▸ PROBLEM
Copy all lines containing the string "tietoja" from the records below.

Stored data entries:
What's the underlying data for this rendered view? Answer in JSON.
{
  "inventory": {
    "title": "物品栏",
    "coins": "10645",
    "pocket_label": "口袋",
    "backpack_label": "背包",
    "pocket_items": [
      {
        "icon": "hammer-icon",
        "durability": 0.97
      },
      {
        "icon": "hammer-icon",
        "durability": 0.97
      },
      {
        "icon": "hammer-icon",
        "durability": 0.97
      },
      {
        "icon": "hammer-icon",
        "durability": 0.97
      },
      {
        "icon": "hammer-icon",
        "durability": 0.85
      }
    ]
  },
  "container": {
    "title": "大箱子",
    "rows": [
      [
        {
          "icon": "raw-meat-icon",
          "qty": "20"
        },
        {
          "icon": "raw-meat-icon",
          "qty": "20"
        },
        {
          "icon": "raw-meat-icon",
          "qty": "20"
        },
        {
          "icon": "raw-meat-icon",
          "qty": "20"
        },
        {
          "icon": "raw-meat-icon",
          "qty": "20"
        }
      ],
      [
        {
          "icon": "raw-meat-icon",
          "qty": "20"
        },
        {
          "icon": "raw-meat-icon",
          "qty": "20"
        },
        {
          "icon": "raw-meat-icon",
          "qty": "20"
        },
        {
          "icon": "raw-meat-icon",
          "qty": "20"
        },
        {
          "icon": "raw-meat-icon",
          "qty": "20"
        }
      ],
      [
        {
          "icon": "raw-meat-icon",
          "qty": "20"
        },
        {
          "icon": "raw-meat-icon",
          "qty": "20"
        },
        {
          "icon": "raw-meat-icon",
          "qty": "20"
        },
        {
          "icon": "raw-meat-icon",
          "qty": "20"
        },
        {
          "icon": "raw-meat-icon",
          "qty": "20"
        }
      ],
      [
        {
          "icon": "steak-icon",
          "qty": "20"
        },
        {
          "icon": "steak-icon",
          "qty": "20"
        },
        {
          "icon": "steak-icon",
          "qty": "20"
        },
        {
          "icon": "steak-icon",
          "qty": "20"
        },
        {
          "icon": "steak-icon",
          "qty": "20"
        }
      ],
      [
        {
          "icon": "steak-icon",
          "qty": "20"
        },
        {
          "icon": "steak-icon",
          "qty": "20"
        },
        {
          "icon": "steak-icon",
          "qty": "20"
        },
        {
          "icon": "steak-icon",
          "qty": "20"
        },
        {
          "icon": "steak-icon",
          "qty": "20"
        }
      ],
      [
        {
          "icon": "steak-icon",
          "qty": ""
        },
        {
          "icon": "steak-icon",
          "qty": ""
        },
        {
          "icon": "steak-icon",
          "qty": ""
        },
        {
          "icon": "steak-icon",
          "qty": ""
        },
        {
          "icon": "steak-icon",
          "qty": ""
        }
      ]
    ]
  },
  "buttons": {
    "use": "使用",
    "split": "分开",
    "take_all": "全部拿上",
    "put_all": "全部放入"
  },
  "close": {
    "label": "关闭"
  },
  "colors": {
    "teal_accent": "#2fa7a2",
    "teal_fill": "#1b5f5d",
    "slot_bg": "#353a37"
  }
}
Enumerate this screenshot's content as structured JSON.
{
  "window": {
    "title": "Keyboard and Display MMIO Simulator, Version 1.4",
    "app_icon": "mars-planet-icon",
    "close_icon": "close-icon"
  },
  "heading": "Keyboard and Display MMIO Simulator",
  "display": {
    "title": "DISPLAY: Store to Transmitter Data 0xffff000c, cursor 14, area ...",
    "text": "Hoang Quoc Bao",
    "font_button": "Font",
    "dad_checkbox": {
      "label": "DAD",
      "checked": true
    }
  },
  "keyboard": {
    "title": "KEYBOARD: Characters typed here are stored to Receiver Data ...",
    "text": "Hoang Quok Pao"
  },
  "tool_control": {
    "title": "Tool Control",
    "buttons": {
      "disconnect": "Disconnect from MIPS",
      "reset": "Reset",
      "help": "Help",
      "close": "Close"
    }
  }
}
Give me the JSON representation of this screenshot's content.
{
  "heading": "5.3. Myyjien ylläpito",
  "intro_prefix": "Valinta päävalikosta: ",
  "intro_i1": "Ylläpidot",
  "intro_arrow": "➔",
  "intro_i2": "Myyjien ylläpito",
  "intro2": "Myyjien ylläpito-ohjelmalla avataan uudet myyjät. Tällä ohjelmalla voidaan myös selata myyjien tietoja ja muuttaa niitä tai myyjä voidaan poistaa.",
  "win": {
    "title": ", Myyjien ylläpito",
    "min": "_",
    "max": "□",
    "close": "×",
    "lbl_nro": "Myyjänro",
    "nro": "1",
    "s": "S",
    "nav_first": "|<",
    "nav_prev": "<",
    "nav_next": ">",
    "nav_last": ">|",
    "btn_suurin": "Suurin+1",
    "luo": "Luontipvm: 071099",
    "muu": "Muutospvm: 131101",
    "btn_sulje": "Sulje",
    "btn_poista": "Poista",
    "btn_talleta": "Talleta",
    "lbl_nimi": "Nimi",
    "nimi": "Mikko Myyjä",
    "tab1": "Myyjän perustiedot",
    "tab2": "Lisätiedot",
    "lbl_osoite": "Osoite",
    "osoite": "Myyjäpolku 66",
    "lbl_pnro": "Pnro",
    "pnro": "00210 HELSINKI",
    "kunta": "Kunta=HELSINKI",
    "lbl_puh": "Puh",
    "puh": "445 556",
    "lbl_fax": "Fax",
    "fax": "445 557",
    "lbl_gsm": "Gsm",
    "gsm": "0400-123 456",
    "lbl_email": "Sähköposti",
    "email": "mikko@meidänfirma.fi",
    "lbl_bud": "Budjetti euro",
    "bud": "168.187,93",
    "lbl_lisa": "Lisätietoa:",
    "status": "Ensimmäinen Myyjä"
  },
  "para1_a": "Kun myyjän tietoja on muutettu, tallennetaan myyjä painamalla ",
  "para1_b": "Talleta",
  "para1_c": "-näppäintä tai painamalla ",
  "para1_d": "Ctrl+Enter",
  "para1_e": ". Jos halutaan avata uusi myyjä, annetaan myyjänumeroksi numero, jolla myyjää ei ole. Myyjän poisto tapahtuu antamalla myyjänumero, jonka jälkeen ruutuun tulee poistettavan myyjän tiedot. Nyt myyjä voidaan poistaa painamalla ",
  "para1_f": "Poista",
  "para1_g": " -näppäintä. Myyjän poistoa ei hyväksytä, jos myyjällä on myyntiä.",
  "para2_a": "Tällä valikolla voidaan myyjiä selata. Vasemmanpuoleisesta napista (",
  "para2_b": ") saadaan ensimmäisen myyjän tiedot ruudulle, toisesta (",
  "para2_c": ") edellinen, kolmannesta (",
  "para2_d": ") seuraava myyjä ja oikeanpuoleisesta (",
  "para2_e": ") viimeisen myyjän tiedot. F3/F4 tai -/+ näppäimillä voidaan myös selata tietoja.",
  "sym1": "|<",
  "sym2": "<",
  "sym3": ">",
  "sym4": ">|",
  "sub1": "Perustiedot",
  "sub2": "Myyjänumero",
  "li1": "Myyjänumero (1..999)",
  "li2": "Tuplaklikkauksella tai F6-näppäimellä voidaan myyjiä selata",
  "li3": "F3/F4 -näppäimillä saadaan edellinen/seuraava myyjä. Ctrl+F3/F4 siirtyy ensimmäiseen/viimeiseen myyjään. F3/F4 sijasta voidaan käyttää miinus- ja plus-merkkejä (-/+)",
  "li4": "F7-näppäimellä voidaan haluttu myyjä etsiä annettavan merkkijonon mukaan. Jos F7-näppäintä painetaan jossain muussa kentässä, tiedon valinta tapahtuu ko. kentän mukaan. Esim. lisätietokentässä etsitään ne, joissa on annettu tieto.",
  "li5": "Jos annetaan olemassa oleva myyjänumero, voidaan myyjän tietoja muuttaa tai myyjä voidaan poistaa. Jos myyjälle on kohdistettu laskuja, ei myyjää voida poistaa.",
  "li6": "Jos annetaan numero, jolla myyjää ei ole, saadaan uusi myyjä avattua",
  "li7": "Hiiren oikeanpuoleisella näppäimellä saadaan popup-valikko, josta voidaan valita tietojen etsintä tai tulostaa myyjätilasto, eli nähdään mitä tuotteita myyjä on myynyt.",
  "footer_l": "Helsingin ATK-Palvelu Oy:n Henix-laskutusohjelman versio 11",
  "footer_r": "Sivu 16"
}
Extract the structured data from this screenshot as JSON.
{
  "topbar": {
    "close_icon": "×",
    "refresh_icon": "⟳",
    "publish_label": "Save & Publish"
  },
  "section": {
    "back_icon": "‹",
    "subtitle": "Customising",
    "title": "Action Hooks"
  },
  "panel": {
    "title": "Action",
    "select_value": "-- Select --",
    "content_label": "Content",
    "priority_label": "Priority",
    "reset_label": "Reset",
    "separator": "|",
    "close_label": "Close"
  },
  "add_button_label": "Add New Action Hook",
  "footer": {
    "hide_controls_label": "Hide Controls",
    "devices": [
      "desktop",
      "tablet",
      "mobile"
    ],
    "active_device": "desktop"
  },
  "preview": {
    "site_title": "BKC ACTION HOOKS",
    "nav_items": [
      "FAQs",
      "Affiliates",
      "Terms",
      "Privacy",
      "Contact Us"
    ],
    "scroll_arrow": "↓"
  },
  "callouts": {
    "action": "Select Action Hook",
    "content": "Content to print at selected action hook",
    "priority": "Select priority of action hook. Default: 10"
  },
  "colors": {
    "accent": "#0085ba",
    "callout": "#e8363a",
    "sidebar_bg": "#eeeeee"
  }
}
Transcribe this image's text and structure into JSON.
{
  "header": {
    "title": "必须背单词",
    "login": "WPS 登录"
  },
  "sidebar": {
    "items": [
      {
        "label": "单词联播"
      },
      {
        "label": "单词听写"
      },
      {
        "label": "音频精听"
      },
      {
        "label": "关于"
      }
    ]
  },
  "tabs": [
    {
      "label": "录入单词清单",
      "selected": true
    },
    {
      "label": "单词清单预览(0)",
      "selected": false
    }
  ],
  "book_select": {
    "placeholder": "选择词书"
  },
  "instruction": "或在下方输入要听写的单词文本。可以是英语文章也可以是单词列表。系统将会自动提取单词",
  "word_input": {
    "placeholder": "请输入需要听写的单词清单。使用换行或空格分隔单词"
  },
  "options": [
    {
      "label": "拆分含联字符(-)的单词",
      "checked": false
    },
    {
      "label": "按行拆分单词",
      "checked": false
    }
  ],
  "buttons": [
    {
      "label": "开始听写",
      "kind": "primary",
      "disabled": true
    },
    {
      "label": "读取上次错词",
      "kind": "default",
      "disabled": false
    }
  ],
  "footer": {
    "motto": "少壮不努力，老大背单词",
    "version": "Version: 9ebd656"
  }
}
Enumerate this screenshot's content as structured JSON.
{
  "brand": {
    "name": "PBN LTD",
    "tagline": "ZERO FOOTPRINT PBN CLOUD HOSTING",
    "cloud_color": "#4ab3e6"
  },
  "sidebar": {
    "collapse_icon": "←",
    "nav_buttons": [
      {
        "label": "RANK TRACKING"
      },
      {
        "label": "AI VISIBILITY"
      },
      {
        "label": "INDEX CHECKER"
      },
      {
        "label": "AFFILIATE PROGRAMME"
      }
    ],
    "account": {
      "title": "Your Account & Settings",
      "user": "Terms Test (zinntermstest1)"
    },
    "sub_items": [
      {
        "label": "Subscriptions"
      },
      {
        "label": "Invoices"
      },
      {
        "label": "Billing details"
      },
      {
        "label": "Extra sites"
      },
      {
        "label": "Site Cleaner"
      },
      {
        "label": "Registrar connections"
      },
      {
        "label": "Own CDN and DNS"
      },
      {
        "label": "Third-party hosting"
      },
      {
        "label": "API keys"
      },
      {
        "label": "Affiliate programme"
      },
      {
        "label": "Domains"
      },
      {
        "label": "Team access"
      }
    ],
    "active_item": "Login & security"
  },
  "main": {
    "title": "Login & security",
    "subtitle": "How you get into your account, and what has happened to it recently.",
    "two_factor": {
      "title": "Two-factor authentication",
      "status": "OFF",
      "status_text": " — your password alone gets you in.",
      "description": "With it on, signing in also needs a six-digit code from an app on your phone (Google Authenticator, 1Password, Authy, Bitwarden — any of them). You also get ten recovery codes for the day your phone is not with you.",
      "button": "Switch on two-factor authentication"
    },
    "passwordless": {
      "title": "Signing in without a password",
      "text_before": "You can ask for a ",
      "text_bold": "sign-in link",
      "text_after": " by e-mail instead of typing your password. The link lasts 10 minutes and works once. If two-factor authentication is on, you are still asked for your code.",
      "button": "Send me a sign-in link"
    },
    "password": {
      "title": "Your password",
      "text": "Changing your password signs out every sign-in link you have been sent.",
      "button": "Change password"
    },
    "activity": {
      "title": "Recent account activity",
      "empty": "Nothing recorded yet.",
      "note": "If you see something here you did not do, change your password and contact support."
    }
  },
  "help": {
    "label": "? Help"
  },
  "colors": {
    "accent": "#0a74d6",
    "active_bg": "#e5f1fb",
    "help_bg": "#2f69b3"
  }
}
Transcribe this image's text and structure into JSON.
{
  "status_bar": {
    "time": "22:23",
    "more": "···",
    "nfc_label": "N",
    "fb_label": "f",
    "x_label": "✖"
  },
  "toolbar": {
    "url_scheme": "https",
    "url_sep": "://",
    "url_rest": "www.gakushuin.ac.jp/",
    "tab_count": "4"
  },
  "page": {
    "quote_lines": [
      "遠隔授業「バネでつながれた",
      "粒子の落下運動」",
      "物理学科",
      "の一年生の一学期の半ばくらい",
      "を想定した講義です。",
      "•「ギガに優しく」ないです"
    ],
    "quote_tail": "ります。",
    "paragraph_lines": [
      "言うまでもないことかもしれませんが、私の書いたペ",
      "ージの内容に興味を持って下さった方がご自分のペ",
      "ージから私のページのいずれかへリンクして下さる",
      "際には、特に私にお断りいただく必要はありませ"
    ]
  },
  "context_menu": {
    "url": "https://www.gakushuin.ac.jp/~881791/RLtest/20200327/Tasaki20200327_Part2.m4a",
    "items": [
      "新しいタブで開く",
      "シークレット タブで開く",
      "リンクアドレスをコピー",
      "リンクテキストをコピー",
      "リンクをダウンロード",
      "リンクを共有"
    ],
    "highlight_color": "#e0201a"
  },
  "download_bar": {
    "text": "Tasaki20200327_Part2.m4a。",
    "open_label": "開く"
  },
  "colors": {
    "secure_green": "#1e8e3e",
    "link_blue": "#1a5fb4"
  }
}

▸ EXPECTED ANSWER
  "intro2": "Myyjien ylläpito-ohjelmalla avataan uudet myyjät. Tällä ohjelmalla voidaan myös selata myyjien tietoja ja muuttaa niitä tai myyjä voidaan poistaa.",
  "para1_a": "Kun myyjän tietoja on muutettu, tallennetaan myyjä painamalla ",
  "para2_e": ") viimeisen myyjän tiedot. F3/F4 tai -/+ näppäimillä voidaan myös selata tietoja.",
  "li5": "Jos annetaan olemassa oleva myyjänumero, voidaan myyjän tietoja muuttaa tai myyjä voidaan poistaa. Jos myyjälle on kohdistettu laskuja, ei myyjää voida poistaa.",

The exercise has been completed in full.